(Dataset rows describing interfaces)
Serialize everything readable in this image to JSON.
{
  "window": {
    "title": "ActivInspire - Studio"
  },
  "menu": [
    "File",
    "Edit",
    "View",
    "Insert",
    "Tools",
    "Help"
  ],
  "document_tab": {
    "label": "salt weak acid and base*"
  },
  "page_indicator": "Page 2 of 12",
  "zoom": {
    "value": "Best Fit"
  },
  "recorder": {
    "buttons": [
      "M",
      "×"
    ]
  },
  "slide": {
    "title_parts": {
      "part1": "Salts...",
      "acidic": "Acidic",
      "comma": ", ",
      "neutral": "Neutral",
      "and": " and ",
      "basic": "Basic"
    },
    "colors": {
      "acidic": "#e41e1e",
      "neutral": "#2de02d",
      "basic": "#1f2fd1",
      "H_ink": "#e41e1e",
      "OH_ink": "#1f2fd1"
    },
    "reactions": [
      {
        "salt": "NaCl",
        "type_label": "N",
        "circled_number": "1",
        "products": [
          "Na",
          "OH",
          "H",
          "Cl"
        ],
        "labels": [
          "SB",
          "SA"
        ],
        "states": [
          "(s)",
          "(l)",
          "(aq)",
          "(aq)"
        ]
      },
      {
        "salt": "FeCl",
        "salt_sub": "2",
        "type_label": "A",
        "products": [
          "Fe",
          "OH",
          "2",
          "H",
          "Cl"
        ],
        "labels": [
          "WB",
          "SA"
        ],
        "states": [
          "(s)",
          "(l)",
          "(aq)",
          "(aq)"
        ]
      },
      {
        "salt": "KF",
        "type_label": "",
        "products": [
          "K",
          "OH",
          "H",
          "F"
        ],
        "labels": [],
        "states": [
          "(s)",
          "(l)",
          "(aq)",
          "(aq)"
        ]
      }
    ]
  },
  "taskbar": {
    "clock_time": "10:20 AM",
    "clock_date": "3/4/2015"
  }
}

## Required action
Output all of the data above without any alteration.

## Solution to the exercise
Serialize everything readable in this image to JSON.
{
  "window": {
    "title": "ActivInspire - Studio"
  },
  "menu": [
    "File",
    "Edit",
    "View",
    "Insert",
    "Tools",
    "Help"
  ],
  "document_tab": {
    "label": "salt weak acid and base*"
  },
  "page_indicator": "Page 2 of 12",
  "zoom": {
    "value": "Best Fit"
  },
  "recorder": {
    "buttons": [
      "M",
      "×"
    ]
  },
  "slide": {
    "title_parts": {
      "part1": "Salts...",
      "acidic": "Acidic",
      "comma": ", ",
      "neutral": "Neutral",
      "and": " and ",
      "basic": "Basic"
    },
    "colors": {
      "acidic": "#e41e1e",
      "neutral": "#2de02d",
      "basic": "#1f2fd1",
      "H_ink": "#e41e1e",
      "OH_ink": "#1f2fd1"
    },
    "reactions": [
      {
        "salt": "NaCl",
        "type_label": "N",
        "circled_number": "1",
        "products": [
          "Na",
          "OH",
          "H",
          "Cl"
        ],
        "labels": [
          "SB",
          "SA"
        ],
        "states": [
          "(s)",
          "(l)",
          "(aq)",
          "(aq)"
        ]
      },
      {
        "salt": "FeCl",
        "salt_sub": "2",
        "type_label": "A",
        "products": [
          "Fe",
          "OH",
          "2",
          "H",
          "Cl"
        ],
        "labels": [
          "WB",
          "SA"
        ],
        "states": [
          "(s)",
          "(l)",
          "(aq)",
          "(aq)"
        ]
      },
      {
        "salt": "KF",
        "type_label": "",
        "products": [
          "K",
          "OH",
          "H",
          "F"
        ],
        "labels": [],
        "states": [
          "(s)",
          "(l)",
          "(aq)",
          "(aq)"
        ]
      }
    ]
  },
  "taskbar": {
    "clock_time": "10:20 AM",
    "clock_date": "3/4/2015"
  }
}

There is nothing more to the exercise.